Saul is on his way to the corner shop on a seemingly ordinary day, when a girl appears suddenly in the middle of the road. She does not understand traffic or the things she sees in shops, and she’s wearing a long dress with ruffled sleeves. Her name is Agatha Black.
Agatha Black is from 1813, (actually 1812) and Saul needs to find a way to get her back to her time. With help from his buddies Will and Robbie, he tries to figure out how to make time travel happen.
This face-paced, time-traveling adventure from Janis Mackay (author of the Magnus Fin books) is full of funny misunderstandings and gripping action.
The book is set in Scotland. This was refreshing. I believe it is the first time travel book I’ve reviewed from that country. So there were several peculiar-to-me words, but they didn’t interfere with my understanding of the book.
Saul has to make Agatha able to pass in the present without drawing attention to herself, until they can figure out how to return her to her time. He decides the easiest way to do this is to disguise her as a boy. Also, he has to bring her up to speed on modern ways, and quickly. Agatha is an eager, if perhaps sometimes overly enthusiastic student which makes for a lot of funny scenes. I liked how Agatha was tough and self-sufficient, although her character was not quite as believable as Saul as she was rather saintly, never complaining about anything.
There is present the classic tension of time travel books as to whether the person who has time traveled will be able to get back to their own time. There is also the tension of a bully who has long picked on Saul, always menacing there in the background. I really couldn’t predict if/how these problems would be resolved.
There are other aspects to admire about this book as well, namely how the author addressed issues re family and friends. Saul’s family is working class, and he is sometimes jealous of his richer friend, Will. In addition, Saul and his buddies have an interaction for the first time with people that live in a much poorer community about which they have many prejudices. This is all handled in a way that seems very believable and gives the reader food for thought.

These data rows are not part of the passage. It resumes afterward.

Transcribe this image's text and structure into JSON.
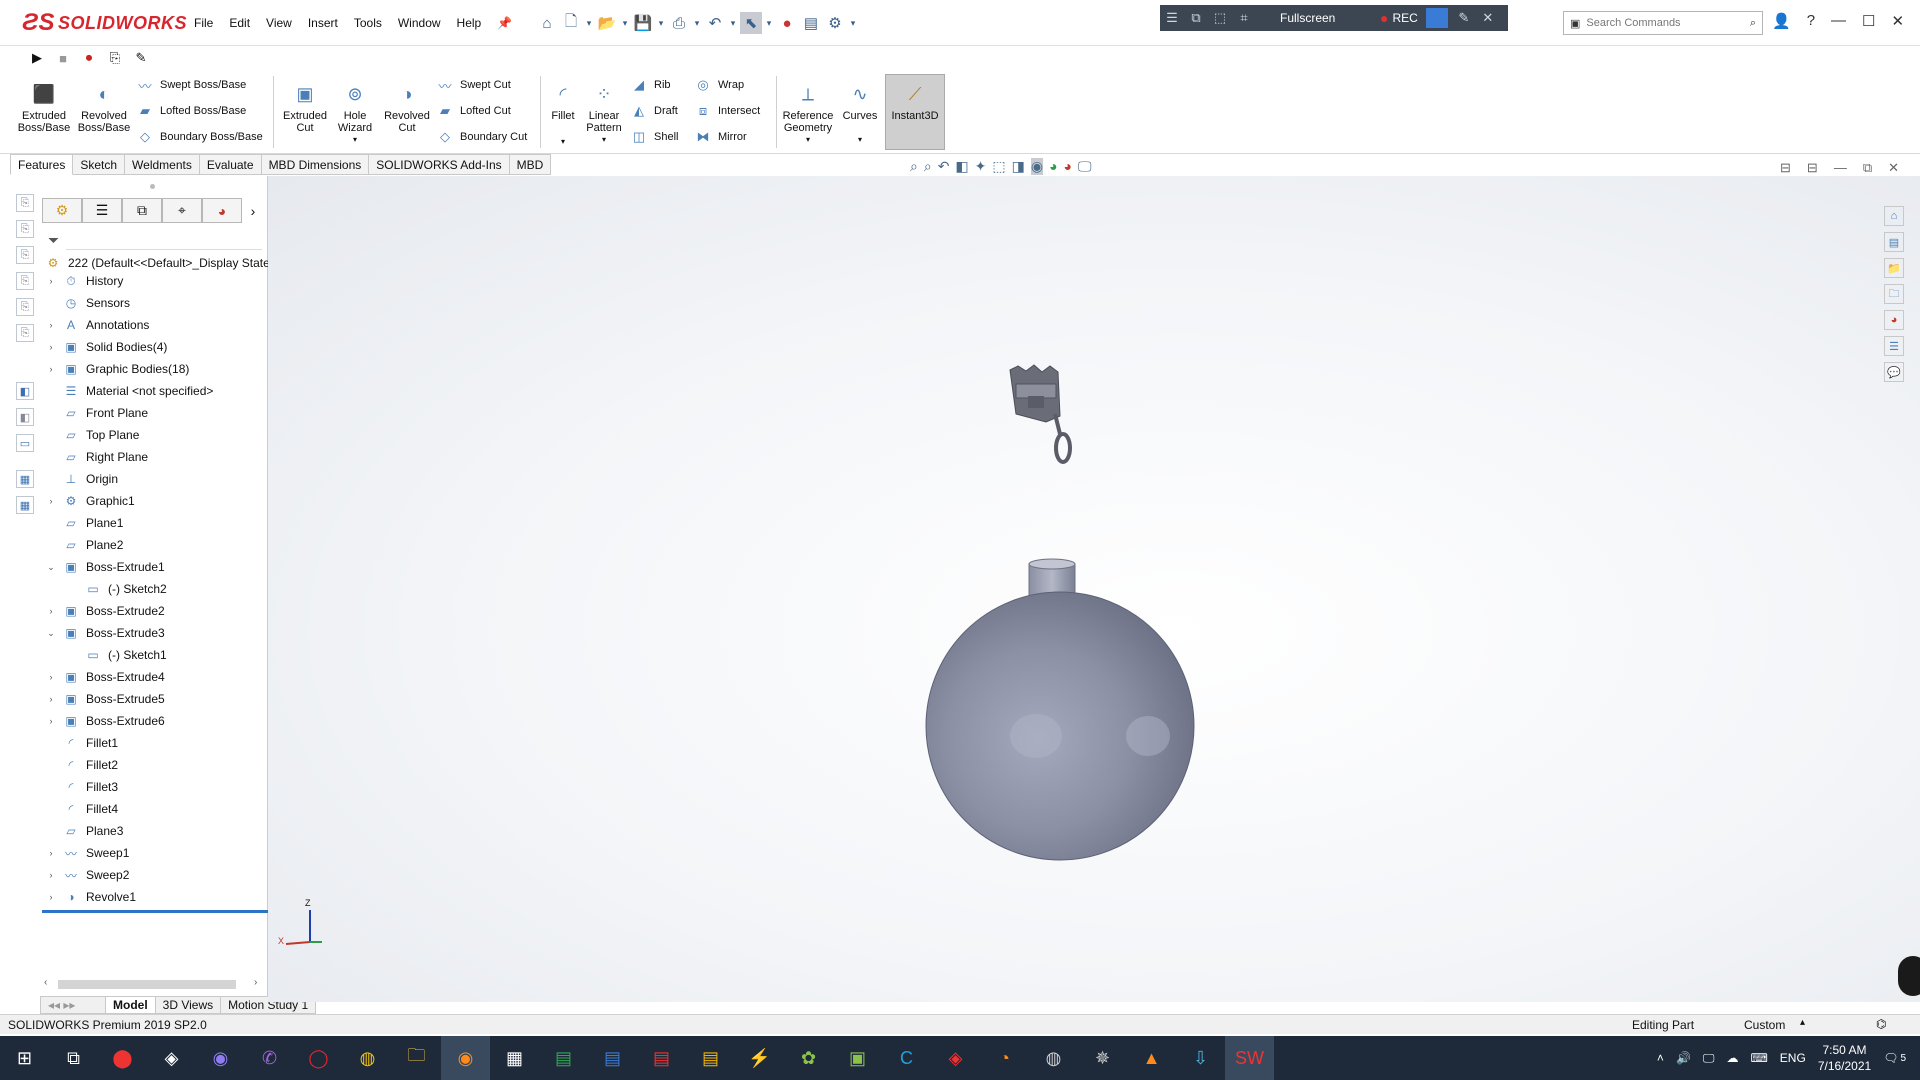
{
  "app": {
    "brand": "SOLIDWORKS"
  },
  "menu": [
    "File",
    "Edit",
    "View",
    "Insert",
    "Tools",
    "Window",
    "Help"
  ],
  "recorder": {
    "fullscreen_label": "Fullscreen",
    "rec_label": "REC"
  },
  "search": {
    "placeholder": "Search Commands"
  },
  "ribbon": {
    "extruded_boss": "Extruded Boss/Base",
    "revolved_boss": "Revolved Boss/Base",
    "swept_boss": "Swept Boss/Base",
    "lofted_boss": "Lofted Boss/Base",
    "boundary_boss": "Boundary Boss/Base",
    "extruded_cut": "Extruded Cut",
    "hole_wizard": "Hole Wizard",
    "revolved_cut": "Revolved Cut",
    "swept_cut": "Swept Cut",
    "lofted_cut": "Lofted Cut",
    "boundary_cut": "Boundary Cut",
    "fillet": "Fillet",
    "linear_pattern": "Linear Pattern",
    "rib": "Rib",
    "draft": "Draft",
    "shell": "Shell",
    "wrap": "Wrap",
    "intersect": "Intersect",
    "mirror": "Mirror",
    "reference_geometry": "Reference Geometry",
    "curves": "Curves",
    "instant3d": "Instant3D"
  },
  "tabs": [
    "Features",
    "Sketch",
    "Weldments",
    "Evaluate",
    "MBD Dimensions",
    "SOLIDWORKS Add-Ins",
    "MBD"
  ],
  "tree": {
    "root": "222  (Default<<Default>_Display State",
    "items": [
      {
        "label": "History",
        "expand": "›"
      },
      {
        "label": "Sensors",
        "expand": ""
      },
      {
        "label": "Annotations",
        "expand": "›"
      },
      {
        "label": "Solid Bodies(4)",
        "expand": "›"
      },
      {
        "label": "Graphic Bodies(18)",
        "expand": "›"
      },
      {
        "label": "Material <not specified>",
        "expand": ""
      },
      {
        "label": "Front Plane",
        "expand": ""
      },
      {
        "label": "Top Plane",
        "expand": ""
      },
      {
        "label": "Right Plane",
        "expand": ""
      },
      {
        "label": "Origin",
        "expand": ""
      },
      {
        "label": "Graphic1",
        "expand": "›"
      },
      {
        "label": "Plane1",
        "expand": ""
      },
      {
        "label": "Plane2",
        "expand": ""
      },
      {
        "label": "Boss-Extrude1",
        "expand": "⌄"
      },
      {
        "label": "(-) Sketch2",
        "expand": ""
      },
      {
        "label": "Boss-Extrude2",
        "expand": "›"
      },
      {
        "label": "Boss-Extrude3",
        "expand": "⌄"
      },
      {
        "label": "(-) Sketch1",
        "expand": ""
      },
      {
        "label": "Boss-Extrude4",
        "expand": "›"
      },
      {
        "label": "Boss-Extrude5",
        "expand": "›"
      },
      {
        "label": "Boss-Extrude6",
        "expand": "›"
      },
      {
        "label": "Fillet1",
        "expand": ""
      },
      {
        "label": "Fillet2",
        "expand": ""
      },
      {
        "label": "Fillet3",
        "expand": ""
      },
      {
        "label": "Fillet4",
        "expand": ""
      },
      {
        "label": "Plane3",
        "expand": ""
      },
      {
        "label": "Sweep1",
        "expand": "›"
      },
      {
        "label": "Sweep2",
        "expand": "›"
      },
      {
        "label": "Revolve1",
        "expand": "›"
      }
    ]
  },
  "bottom_tabs": [
    "Model",
    "3D Views",
    "Motion Study 1"
  ],
  "triad": {
    "z": "Z",
    "x": "X"
  },
  "status": {
    "version": "SOLIDWORKS Premium 2019 SP2.0",
    "mode": "Editing Part",
    "units": "Custom"
  },
  "clock": {
    "time": "7:50 AM",
    "date": "7/16/2021",
    "lang": "ENG",
    "notif": "5"
  }
}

Several Marvelous Middle Grade Monday book reviews by other bloggers can be found at Shannon Messenger’s blog.